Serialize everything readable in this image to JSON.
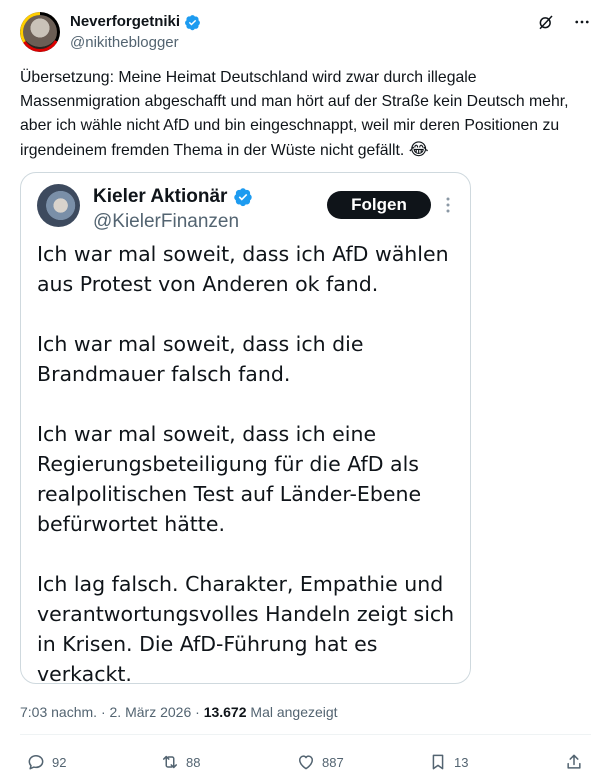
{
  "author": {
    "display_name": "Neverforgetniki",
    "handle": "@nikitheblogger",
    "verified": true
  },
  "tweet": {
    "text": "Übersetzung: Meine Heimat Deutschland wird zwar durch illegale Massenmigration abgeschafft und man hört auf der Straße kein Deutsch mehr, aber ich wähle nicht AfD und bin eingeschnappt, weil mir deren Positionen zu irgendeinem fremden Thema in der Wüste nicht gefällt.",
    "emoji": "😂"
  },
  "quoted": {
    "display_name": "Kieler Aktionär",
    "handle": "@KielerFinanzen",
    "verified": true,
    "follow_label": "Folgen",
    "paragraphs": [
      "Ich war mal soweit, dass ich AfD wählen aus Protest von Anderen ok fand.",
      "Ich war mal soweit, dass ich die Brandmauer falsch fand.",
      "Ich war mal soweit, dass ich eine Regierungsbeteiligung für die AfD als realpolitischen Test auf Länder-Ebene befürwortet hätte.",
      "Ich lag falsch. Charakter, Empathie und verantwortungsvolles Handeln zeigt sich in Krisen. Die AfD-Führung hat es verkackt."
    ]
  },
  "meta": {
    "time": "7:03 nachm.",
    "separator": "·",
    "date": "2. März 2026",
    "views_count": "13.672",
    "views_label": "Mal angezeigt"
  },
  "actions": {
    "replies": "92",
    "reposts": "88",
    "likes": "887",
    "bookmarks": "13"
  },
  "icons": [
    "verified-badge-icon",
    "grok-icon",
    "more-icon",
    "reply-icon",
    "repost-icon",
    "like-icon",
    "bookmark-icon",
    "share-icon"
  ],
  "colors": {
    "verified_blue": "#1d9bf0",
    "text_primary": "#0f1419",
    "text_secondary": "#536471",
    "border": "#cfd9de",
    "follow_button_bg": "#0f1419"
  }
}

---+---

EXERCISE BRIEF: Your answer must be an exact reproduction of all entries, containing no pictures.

TASK RESPONSE:
Serialize everything readable in this image to JSON.
{
  "author": {
    "display_name": "Neverforgetniki",
    "handle": "@nikitheblogger",
    "verified": true
  },
  "tweet": {
    "text": "Übersetzung: Meine Heimat Deutschland wird zwar durch illegale Massenmigration abgeschafft und man hört auf der Straße kein Deutsch mehr, aber ich wähle nicht AfD und bin eingeschnappt, weil mir deren Positionen zu irgendeinem fremden Thema in der Wüste nicht gefällt.",
    "emoji": "😂"
  },
  "quoted": {
    "display_name": "Kieler Aktionär",
    "handle": "@KielerFinanzen",
    "verified": true,
    "follow_label": "Folgen",
    "paragraphs": [
      "Ich war mal soweit, dass ich AfD wählen aus Protest von Anderen ok fand.",
      "Ich war mal soweit, dass ich die Brandmauer falsch fand.",
      "Ich war mal soweit, dass ich eine Regierungsbeteiligung für die AfD als realpolitischen Test auf Länder-Ebene befürwortet hätte.",
      "Ich lag falsch. Charakter, Empathie und verantwortungsvolles Handeln zeigt sich in Krisen. Die AfD-Führung hat es verkackt."
    ]
  },
  "meta": {
    "time": "7:03 nachm.",
    "separator": "·",
    "date": "2. März 2026",
    "views_count": "13.672",
    "views_label": "Mal angezeigt"
  },
  "actions": {
    "replies": "92",
    "reposts": "88",
    "likes": "887",
    "bookmarks": "13"
  },
  "icons": [
    "verified-badge-icon",
    "grok-icon",
    "more-icon",
    "reply-icon",
    "repost-icon",
    "like-icon",
    "bookmark-icon",
    "share-icon"
  ],
  "colors": {
    "verified_blue": "#1d9bf0",
    "text_primary": "#0f1419",
    "text_secondary": "#536471",
    "border": "#cfd9de",
    "follow_button_bg": "#0f1419"
  }
}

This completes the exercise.